▸ WHAT YOU ARE ASKED TO DO
Throughout the entries below, report every line where "ローカル" is found.

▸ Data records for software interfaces

———

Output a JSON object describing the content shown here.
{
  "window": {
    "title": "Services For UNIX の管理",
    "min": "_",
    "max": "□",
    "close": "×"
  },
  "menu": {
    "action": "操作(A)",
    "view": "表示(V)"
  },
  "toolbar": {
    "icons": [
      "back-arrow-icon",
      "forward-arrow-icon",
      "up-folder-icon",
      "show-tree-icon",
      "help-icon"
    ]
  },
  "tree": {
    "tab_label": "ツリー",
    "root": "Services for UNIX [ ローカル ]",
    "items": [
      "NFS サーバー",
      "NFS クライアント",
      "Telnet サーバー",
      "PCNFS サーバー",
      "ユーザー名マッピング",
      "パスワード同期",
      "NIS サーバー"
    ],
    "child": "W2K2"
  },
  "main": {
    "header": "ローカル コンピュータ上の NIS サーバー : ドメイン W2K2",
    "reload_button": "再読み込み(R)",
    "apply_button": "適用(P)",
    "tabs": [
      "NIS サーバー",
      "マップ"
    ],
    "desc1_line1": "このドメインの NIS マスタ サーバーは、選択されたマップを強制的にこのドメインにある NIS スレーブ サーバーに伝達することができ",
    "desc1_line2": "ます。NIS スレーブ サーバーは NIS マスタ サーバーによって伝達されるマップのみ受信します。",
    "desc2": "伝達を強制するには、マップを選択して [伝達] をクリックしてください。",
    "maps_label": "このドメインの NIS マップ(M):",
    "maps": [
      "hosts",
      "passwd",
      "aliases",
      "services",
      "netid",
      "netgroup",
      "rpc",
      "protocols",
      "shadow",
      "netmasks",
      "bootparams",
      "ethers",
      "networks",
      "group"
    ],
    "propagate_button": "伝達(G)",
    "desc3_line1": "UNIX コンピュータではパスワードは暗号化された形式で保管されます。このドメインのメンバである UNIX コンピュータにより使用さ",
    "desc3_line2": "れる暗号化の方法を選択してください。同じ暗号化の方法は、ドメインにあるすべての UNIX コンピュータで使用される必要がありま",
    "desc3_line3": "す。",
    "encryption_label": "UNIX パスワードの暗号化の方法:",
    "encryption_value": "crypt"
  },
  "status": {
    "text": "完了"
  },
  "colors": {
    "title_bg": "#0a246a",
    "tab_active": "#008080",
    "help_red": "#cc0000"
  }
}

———

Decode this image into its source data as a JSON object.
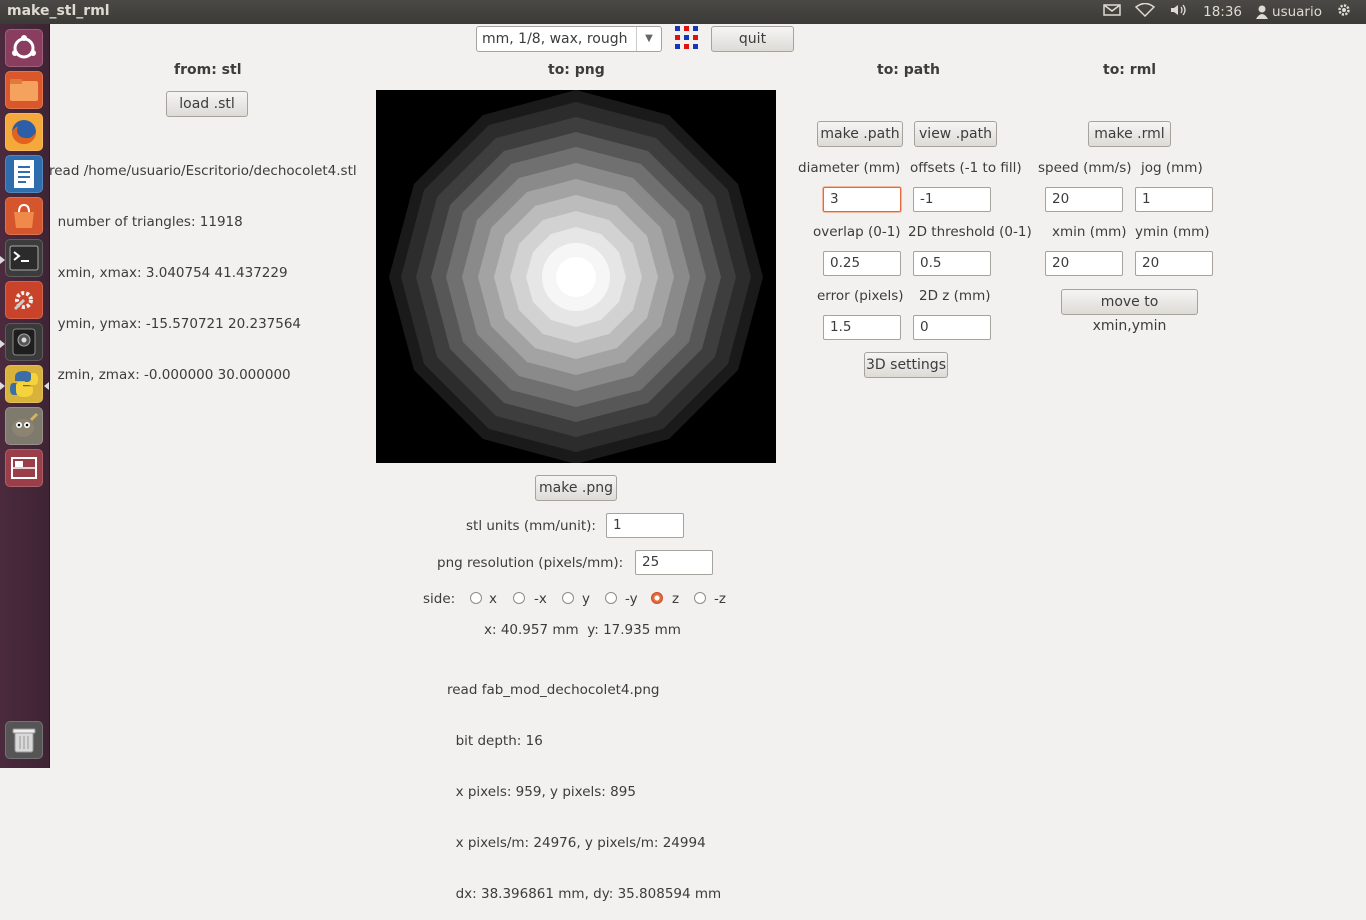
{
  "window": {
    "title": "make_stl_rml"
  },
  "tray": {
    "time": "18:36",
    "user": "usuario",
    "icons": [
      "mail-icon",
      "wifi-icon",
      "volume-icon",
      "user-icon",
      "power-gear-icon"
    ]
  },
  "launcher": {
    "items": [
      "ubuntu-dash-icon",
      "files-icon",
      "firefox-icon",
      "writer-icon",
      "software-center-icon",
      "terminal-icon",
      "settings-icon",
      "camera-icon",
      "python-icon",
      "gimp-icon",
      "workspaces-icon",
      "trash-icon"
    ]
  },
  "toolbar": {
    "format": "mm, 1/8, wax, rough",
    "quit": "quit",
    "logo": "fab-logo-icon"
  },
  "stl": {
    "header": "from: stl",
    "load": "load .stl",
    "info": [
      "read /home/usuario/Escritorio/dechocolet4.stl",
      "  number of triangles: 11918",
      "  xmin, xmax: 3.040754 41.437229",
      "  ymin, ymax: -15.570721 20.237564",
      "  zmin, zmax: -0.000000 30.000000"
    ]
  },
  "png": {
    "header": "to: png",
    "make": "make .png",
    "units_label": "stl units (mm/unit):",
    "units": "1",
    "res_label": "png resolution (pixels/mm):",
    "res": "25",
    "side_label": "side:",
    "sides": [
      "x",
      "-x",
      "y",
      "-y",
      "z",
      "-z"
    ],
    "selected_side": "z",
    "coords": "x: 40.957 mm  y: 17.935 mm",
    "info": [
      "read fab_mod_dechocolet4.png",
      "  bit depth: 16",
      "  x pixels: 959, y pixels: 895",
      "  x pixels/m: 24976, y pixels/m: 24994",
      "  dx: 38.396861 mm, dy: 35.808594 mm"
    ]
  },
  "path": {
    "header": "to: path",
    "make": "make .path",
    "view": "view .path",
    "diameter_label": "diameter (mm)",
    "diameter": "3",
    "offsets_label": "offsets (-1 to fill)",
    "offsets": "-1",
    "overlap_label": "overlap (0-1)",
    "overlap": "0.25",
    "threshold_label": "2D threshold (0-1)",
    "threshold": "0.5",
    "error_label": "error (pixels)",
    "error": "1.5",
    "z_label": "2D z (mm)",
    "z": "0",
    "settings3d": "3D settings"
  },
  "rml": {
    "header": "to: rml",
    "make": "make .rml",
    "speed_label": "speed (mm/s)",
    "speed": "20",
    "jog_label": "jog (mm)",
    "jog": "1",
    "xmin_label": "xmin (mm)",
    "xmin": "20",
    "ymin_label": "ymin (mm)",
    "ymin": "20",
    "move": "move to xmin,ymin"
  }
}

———

▸ OUTPUT BELOW
    "root": "Services for UNIX [ ローカル ]",
    "header": "ローカル コンピュータ上の NIS サーバー : ドメイン W2K2",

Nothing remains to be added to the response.